Join our bloggers as they share their experiences on the challenges and joys of helping children succeed in school.
“Children have a sense of entitlement these days.” I have heard that said so many times. It is, of course, true for some kids, but not for all. Most of the kids I have taught are thoughtful, sweet, helpful, polite, hardworking people well on their way to becoming responsible adult citizens.
Here is some evidence that most kids are good people: The other day I needed to venture into the seniors’ break room. I have always tried to respect their space and let them know when I am coming in. I knocked and said, “Is it OK if I come in for a minute?”
The answer: “You don’t need to ask. You are welcome here any time. Why do you ask?”
I said, “I respect your privacy and your space.”
“We respect you more than we respect our space” was the reply.
I saw no sense of entitlement there.
Hearthsong Heroes: Honoring Kids Who Help Kids is a program that honors students who have made significant contributions through community service and hard work to make the lives of others better. I am proud to say that I personally know one of these heroes. She has been helping children by making sure they have Christmas gifts for several years. Each year she has collected more gifts for more children. She has trained a successor to take over her program now that she is graduating this spring. She wanted to make sure these children continued to have a happy Christmas.
Do a search on the internet for “teens who make a difference” and read some of the millions of links, such as this one at Family Circle or at DoSomething.org. Find out about projects that teens are leading like feeding hungry people, providing clean water in developing nations, preventing bullying, or providing assistance to the elderly.

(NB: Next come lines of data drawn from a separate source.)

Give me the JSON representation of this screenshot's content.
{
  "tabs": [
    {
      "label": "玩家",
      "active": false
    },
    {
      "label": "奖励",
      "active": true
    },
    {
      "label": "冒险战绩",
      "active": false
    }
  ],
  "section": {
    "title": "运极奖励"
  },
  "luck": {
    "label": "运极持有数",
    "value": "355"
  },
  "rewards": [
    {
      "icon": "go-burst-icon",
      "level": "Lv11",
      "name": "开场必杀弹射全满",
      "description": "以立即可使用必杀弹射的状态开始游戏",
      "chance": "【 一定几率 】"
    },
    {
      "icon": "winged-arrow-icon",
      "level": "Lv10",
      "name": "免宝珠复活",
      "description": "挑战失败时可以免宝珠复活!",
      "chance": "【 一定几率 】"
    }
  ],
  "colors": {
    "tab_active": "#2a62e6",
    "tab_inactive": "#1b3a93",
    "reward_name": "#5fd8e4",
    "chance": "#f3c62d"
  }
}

Take some time this holiday season to explore some of these programs with your child. The next time you hear something derogatory about teenagers, tell about some of the amazing kids you read about!
For me, another year of blogging is complete. As I look forward to 2014, I am grateful for the community of friends I have grown here at SchoolFamily.com.
A friend of mine wished this for me, and now I pass it on to you during this special season of the year: I hope that moments of laughter come when you least expect them and that moments of peace come when you most need them.